And there’s more exciting things for you in the evening! Did you know that Casa Mila (Pedrera) opens at night offering a light show at the rooftop? Get your tickets in advance here, because they sometimes sell out.
DAY THREE – Morning and Lunch
Your last day in Barcelona is more flexible. Some people might want to go out of town, in such case we recommend they plan a whole day for the mountain and monastery of Montserrat, the most popular destination near Barcelona (you’ll need an entire day if you are taking the train on your own, but we cover it in an efficient 6 hour private tour).
If you are staying in town, you might want to use it for a favorite activity: sport lovers will want to visit the FC Barcelona stadium, museum goers will want to spend a fascinating morning in the MNAC. Others will want to spend a relaxed morning in the city beaches, marinas and waterfront. A fun way to do that is taking a bike tour: the ones in this post are all bike tours that don’t overlap with your two previous days.
Stay in the Barceloneta district for lunch: it’s the best place for paella! In our blog you’ll find our favorite restaurants by the water. Paella is best eaten for lunch because it’s a heavy meal, plus when it’s freshly made lunch can take up to 2 hours: take it easy and enjoy the Spanish way of living.
DAY THREE – Afternoon and Evening
After lunch take a taxi to the Castle of Montjuic (the 115 bus also takes you there from Plaça Espanya). Visit the castle if you are a castle lover or have an interest in war history. Then take the cablecar down (most people go to the bottom and buy round-tickets so… there’s usually no line to buy tickets only for the ride down! My pleasure). If you are scared of hikes you can also walk down through gardens and vantage points, but the views from the cable car are breathtaking!
From the bottom station of the cable car you’ll be only 5 minutes walk from the Miro Foundation – a must for any art lover, but also a great place for a coffee break, a toilet stop or to visit their very original gift shop. And 5 minutes further away you’ll find the Olympic Ring, with the Olympic Stadium (quick photo stop from their free balcony) and an esplanade with other olympic facilities that makes for cool photo opportunities.
And from there, accross the street and in the distance you’ll see some imposing domes rising behind the trees. Head in that direction and soon some escalators will take you to the back of the MNAC, the Museum of National Art of Catalonia. From here you’ll get spectacular views over the 1929 World Fair area and the rest of the city. Time for another coffee break or toilet stop!
The Magic Fountain Show takes place at night on selected days of the week at the foot of the MNAC, and if you are lucky to be there one of those days now it’d be a good time to go for dinner while waiting for it to start.
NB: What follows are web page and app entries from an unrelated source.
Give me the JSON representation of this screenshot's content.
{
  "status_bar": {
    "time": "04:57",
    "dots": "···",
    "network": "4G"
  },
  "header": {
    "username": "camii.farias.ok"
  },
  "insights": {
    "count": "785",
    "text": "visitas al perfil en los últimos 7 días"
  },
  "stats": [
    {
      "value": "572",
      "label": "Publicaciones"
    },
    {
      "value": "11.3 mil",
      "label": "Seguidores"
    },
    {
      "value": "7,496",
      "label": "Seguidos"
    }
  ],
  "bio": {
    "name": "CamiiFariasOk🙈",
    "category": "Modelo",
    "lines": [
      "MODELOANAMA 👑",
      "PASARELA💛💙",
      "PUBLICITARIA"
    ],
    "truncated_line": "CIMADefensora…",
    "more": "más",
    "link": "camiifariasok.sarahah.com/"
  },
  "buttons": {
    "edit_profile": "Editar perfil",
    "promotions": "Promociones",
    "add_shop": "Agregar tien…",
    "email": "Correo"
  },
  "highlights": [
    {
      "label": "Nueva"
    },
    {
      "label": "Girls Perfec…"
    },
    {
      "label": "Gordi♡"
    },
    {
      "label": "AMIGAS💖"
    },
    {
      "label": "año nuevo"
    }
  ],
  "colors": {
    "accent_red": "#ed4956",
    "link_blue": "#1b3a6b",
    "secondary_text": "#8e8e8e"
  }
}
An easy option are the local restaurants at the top of the Las Arenas mall, a former bull ring on Plaça Espanya, easily visible from the MNAC. Alternatively, if you didn’t go to a flamenco show on your first day you might want to do it now, since the famous Tablao de Carmen in Poble Espanyol is nearby.
I hope this 3 days in Barcelona guide has helped you figuring out your options!
RESEARCHING FOR A TRIP IS TIME-CONSUMING...
Need some inspiration?
Our 100% FREE Barcelona Collection will give you everything you need to organize the trip of your lifetime to Barcelona.
BEST INSIDER TIPS FROM THE PROS!